Life was less complicated when social networking sites were not that popular in the Philippines. When cell phones were only used for sending text messages and for making calls. When Filipinos had separate accounts for sending emails and for chatting (instant-messaging). When photos were rarely shared online because they were kept in photo albums and scrap books at home. And most importantly, when the definition of the word “friend” was limited to someone they really knew, not just someone they met virtually. But all of these became permanent part of history when social networks began invading our country. Friendster started it in early 2000 and Facebook continued it until today.
Philippines is currently tagged as the “Social Networking Capital of the World” (Rusell, 2011). No wonder almost all Filipinos who have access to the internet have Facebook account. In fact, Imelda Marcos, Gloria-Macapagal-Arroyo, Loren Legarda and Miriam-Defensor Santiago are among those who are on Facebook (Pe, 2009). Even President Benigno “Noynoy” Aguino III is connected to it.
Facebook was rolled out in 2004, but Filipinos started to be addicted to it starting 2009 (Rodriguez, 2011). Since then, this social network became part of their daily lives. They used it for almost all reasons, from the most trivial to the most crucial ones. Truth be told, significant numbers of Filipinos go online just to access Facebook. In fact, most of them created an email address just to register for it.
Filipino use Facebook not just for recreation. Politicians use it to garner more votes. Businesses use it to gain more customers. And universities use it to attract more students. Facebook is also used to promote social awareness. Charter Change and RH Bill are among the national issues that have been discussed through it. Facebook is also used to express dissatisfaction to the government. In fact, President Aquino’s account received plenty of negative comments during the Quirino Grandstand Massacre that captured the world’s interest.

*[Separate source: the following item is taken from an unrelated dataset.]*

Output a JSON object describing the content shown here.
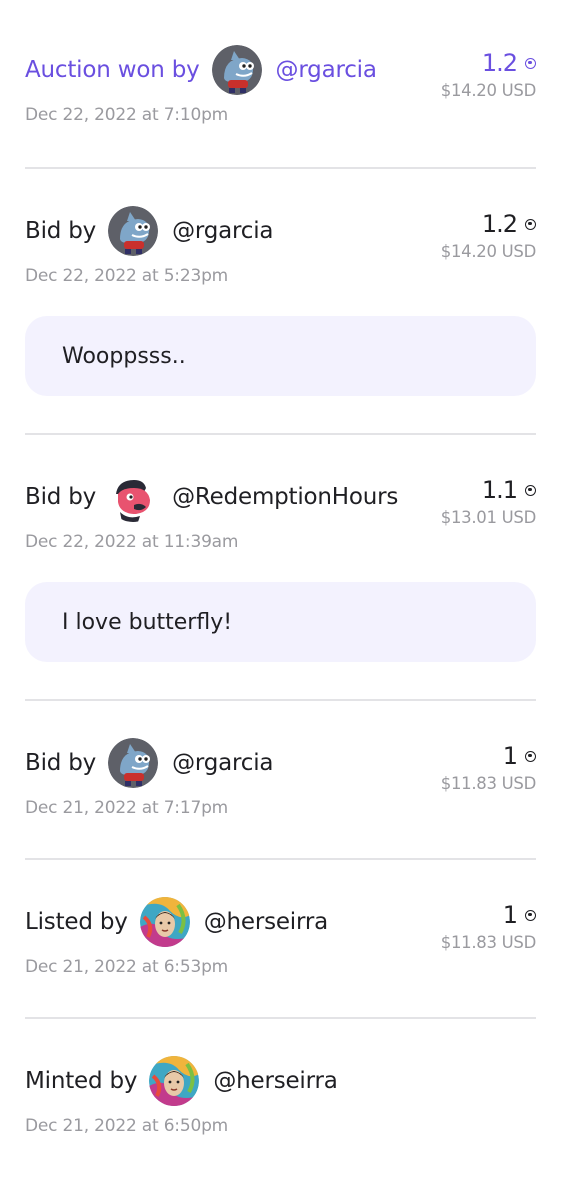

Undeniably, our nation has been captivated with Facebook. What will happen if it cease to exist? Can we survive? Or it will be replace by a more advance socila networking site?

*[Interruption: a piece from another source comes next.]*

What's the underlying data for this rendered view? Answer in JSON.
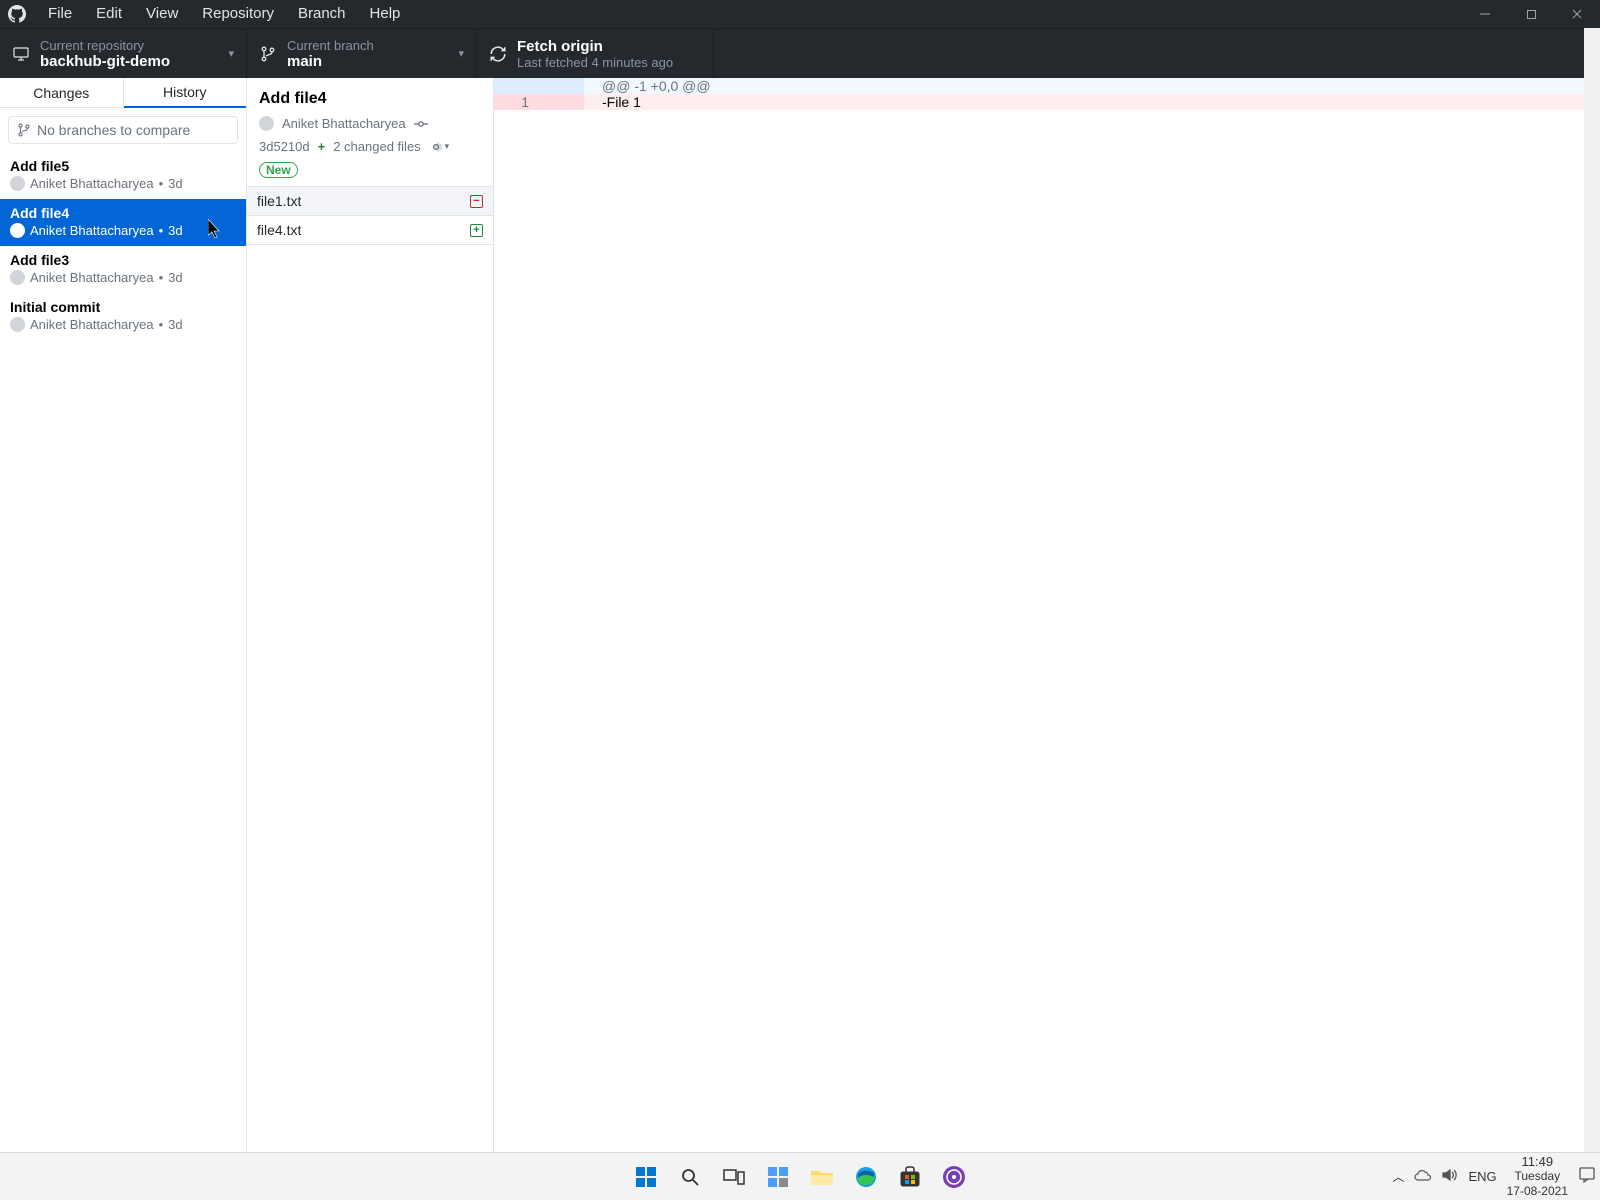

Pe, R. (2009). Hooked on the phenomenon that is social networking. Philippine Daily Inquirer
Rodriguez, W. M. (2011). Adik sa facebook. Quezon City, Philippines: PSICOM Publishing Inc.
Russel, J. (2011, may 15). Philippines named social networking capital of the world. Retrieved from http://asiancorrespondent.com/54475/philippines-named-the-social-networking-capital-of-the-world-indonesia-malaysia-amongst-top-10/